Despite denials, Prime Minister Imran Khan and Federal Minister Fawad Chaudhry have given credence to informed analysis that a Minus-One formula or option can’t be ruled out going forward. The reference is to an in-house initiative in parliament that leads to the ouster of the PTI government and/or prime minister and its replacement by some “national” or “interim” or “consensus” government and prime minister. The necessity for such political re-engineering is acutely felt following a realization across significant swathes of state and society that both Imran Khan and the PTI are singularly lacking in the ability to tackle the myriad crises that have piled up on Pakistan since the PTI assumed office.

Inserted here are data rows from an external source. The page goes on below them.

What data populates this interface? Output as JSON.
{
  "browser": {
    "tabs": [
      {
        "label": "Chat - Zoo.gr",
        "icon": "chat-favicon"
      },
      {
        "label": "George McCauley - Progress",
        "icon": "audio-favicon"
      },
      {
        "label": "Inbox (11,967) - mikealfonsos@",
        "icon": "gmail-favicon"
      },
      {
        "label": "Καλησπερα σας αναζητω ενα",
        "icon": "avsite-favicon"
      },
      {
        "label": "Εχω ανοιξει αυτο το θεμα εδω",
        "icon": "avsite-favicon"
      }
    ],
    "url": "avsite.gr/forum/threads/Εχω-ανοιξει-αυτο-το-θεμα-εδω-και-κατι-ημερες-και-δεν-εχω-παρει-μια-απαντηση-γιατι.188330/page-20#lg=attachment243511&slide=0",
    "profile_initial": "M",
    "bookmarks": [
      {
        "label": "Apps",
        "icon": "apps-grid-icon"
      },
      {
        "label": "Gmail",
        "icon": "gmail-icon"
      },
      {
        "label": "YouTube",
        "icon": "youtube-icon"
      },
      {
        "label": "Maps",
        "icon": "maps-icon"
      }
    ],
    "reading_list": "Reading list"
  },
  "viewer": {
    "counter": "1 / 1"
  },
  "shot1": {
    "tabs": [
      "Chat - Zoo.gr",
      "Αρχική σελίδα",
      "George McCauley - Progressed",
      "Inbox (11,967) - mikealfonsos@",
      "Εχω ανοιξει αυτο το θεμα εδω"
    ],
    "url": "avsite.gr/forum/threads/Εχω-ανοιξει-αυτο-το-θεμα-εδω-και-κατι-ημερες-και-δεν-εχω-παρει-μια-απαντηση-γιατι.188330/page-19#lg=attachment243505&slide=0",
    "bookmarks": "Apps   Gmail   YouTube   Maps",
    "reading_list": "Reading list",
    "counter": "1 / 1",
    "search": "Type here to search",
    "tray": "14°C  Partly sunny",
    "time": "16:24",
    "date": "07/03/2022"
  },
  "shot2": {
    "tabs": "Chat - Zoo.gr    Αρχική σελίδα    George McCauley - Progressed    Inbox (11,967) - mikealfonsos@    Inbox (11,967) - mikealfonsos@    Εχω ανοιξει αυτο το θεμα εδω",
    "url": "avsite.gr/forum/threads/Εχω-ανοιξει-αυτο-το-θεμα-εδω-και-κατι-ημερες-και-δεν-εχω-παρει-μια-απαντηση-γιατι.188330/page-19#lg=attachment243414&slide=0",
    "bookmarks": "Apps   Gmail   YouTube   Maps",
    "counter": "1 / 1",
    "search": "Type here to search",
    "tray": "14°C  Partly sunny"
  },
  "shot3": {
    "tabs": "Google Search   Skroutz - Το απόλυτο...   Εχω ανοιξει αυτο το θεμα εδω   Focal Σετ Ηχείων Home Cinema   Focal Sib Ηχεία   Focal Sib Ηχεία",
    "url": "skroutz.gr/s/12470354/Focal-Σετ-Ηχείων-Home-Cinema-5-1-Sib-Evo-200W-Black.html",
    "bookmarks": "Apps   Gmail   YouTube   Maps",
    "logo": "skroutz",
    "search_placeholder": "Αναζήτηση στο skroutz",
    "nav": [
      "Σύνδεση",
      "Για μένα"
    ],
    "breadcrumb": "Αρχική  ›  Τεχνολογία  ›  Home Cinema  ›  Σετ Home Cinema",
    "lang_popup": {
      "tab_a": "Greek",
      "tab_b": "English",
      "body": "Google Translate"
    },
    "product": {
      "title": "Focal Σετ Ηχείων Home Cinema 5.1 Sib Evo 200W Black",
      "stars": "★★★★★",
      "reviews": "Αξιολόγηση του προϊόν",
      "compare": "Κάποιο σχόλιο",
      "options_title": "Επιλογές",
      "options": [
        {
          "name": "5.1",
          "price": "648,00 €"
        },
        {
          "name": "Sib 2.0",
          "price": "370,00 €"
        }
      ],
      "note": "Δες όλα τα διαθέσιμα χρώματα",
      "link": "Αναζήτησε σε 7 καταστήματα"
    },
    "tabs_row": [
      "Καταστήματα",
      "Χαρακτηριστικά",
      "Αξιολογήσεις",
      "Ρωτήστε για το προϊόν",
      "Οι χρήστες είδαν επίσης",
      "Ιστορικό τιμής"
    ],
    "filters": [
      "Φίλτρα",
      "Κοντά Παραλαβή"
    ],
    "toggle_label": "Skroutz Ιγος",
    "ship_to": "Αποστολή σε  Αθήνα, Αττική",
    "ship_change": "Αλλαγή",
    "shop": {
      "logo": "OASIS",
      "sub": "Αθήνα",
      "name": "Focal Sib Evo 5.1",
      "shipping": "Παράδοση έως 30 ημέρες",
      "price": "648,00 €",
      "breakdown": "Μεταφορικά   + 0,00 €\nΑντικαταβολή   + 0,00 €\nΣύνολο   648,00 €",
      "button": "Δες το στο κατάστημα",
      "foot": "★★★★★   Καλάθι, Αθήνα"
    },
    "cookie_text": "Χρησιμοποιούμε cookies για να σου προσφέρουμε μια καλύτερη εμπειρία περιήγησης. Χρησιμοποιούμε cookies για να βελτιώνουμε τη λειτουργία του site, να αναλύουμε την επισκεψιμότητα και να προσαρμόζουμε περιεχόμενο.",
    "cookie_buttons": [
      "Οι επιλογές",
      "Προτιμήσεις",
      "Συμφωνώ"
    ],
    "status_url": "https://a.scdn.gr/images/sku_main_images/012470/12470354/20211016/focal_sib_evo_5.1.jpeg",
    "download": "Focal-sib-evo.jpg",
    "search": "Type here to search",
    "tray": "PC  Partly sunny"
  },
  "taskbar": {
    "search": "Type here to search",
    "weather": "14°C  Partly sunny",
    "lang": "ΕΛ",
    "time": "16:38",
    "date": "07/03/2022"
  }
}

The PTI’s failure to deliver is ascribed to several concurrent factors. First, Imran Khan’s obsession with hunting down and decimating the two mainstream opposition parties, the PPP and PMLN, and their leaders who still command twice the voter support that the PTI managed in the last election. This stands in the way of a national consensus to overcome an unprecedented set of internal and external crises. Second, Imran Khan’s inability to put together a sufficiently qualified professional team that can deliver core areas of concern relating to the economy, administration, governance and Covid-19. Third, Imran Khan’s inability to lead from the front and inspire team spirit and unity to confront the challenges we face. Fourth, the umbilical cord binding the Captain and his Selectors that initially signaled the Team’s strength and viability via the “same page” slogan has frayed rapidly following widespread realization that the Selectors are responsible for bringing the country to this pass, compelling them to step back from the puppet and revert to the drawing board in search of alternative “solutions”.
Imran Khan, meanwhile, continues to insist that the Selectors have no choice or option but to stick to him. He reasons that the PPP and PMLN and their leaders are so discredited in the eyes of the people – thanks largely to his relentless propaganda against them – that the Selectors would be extremely wary of mistaking the problem for its solution. He also believes that without him at the helm of the PTI, no aspiring turncoat can conceivably count on the loyalty of his youthful ideologues to make a bid for office. And he’s not worried about any street agitation led by the opposition because he can always count on NAB and FIA to nip it in the bud by bunging its leaders into prison.
There are also a host of unresolved issues with any proposed in-house change in Islamabad. Will the new government be an interim one for a few months tasked only to usher in new elections? Or will it be expected to last the full three years that remain of the current parliament? Who will constitute the consensus prime minister and cabinet? What will happen to the PTI governments in Punjab and Khyber-Pakhtunkhwa? How will fresh elections, whenever they are held, be free and fair? How will the new Rules of the Game with the Selectors be negotiated and agreed? What if, anticipating ouster, Imran Khan should pre-empt a change and plunge the country into a deeper crisis? Indeed, with India breathing down the LoC and sponsoring terrorism inside Pakistan and Covid-19 sapping our energies, it is a moot question whether now is the moment to overhaul government or wait for a more propitious time. Certainly, according to Fawad Chaudhry, time is running out on Imran Khan who has six months to get his act together or face the consequences.
At the moment, the leaders of the PPP and PMLN are merely demanding the exit of Imran Khan, suggesting they can live and work with an alternative leader from the PTI in whom they can repose some confidence. But there is no agreement about the timing of new elections at the national and provincial levels, nor any solid assurances from the Selectors regarding the framework of the proposed post-election power sharing, governance model.
Is Imran Khan willing, like a good politician, to be flexible about his anti-PPP/PMLN-corruption obsession for the sake of a national consensus on the way out of this multi-faceted crisis? Is he able to rise above superstition and faith and djinns in making political decisions? Is he ready to shed cronies and buddies who have his ear? Is his dogged self-belief grounded in hard realities? If the answer to each question is NO, then it is inevitable that he will fail to live up to the expectations of those who voted for him and those who selected him.
In two years, Imran Khan has squandered two decades of political capital that he built up with perseverance and opportunism. He has lost the shine that so bewitched his youthful followers, many of whom are now questioning the wisdom of believing in him and voting for him. More critically, he has lost his standing with the Selectors who are increasingly uncomfortable with sharing the same page as him. Under the circumstances, water has a way of finding its own Minus-One level.